Aim of the task => Filter the records below, keeping only lines with the string "code".
%%
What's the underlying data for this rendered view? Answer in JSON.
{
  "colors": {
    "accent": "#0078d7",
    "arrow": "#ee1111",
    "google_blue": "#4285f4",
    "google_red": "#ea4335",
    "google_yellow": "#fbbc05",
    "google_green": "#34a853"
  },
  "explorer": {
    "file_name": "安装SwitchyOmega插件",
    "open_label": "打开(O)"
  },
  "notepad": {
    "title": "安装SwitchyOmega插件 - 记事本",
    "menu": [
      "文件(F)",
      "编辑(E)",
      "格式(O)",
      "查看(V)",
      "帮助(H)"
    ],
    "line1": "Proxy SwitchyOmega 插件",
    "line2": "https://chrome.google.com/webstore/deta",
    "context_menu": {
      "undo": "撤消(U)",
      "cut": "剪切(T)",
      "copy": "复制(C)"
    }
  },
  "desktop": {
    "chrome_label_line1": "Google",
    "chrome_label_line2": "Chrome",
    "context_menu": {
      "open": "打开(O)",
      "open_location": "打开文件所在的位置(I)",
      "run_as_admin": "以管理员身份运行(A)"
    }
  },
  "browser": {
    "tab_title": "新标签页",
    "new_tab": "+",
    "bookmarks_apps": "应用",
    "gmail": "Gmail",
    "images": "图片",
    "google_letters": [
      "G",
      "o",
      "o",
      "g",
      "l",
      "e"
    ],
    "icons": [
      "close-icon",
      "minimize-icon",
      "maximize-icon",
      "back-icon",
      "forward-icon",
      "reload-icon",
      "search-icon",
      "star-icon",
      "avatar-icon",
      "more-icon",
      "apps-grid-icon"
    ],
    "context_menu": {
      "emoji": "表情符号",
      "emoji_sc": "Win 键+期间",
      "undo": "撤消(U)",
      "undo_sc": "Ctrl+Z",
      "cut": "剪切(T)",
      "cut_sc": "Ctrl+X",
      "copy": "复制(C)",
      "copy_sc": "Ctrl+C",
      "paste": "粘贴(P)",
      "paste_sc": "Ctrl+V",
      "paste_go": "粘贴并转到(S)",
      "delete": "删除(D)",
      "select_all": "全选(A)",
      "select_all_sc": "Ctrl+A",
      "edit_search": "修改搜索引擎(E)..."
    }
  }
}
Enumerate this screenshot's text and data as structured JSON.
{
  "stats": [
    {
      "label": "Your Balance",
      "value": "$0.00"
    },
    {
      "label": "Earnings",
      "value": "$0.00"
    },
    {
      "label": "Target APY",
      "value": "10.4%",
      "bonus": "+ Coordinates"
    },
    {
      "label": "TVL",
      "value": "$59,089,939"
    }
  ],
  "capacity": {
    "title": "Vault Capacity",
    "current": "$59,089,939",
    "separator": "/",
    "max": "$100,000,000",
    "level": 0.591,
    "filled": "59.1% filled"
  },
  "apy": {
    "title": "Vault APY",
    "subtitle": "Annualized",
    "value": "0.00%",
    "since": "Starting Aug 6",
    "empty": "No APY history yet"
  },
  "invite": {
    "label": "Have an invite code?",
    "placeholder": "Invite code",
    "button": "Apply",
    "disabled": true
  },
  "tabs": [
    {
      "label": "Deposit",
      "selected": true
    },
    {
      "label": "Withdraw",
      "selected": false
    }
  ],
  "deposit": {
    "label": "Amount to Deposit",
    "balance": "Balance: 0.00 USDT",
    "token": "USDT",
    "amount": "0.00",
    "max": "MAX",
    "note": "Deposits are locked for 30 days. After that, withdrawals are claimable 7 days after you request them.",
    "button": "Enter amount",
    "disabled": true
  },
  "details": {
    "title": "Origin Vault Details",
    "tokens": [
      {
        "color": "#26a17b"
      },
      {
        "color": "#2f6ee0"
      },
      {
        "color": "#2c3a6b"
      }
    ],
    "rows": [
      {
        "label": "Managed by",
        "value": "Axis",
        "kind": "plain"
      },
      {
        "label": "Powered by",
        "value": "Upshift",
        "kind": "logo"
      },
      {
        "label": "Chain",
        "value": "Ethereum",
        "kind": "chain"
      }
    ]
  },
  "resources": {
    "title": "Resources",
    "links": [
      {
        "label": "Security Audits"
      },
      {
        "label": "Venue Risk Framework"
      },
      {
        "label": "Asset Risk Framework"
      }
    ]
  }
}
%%
Solution to this exercise =>
    "label": "Have an invite code?",
    "placeholder": "Invite code",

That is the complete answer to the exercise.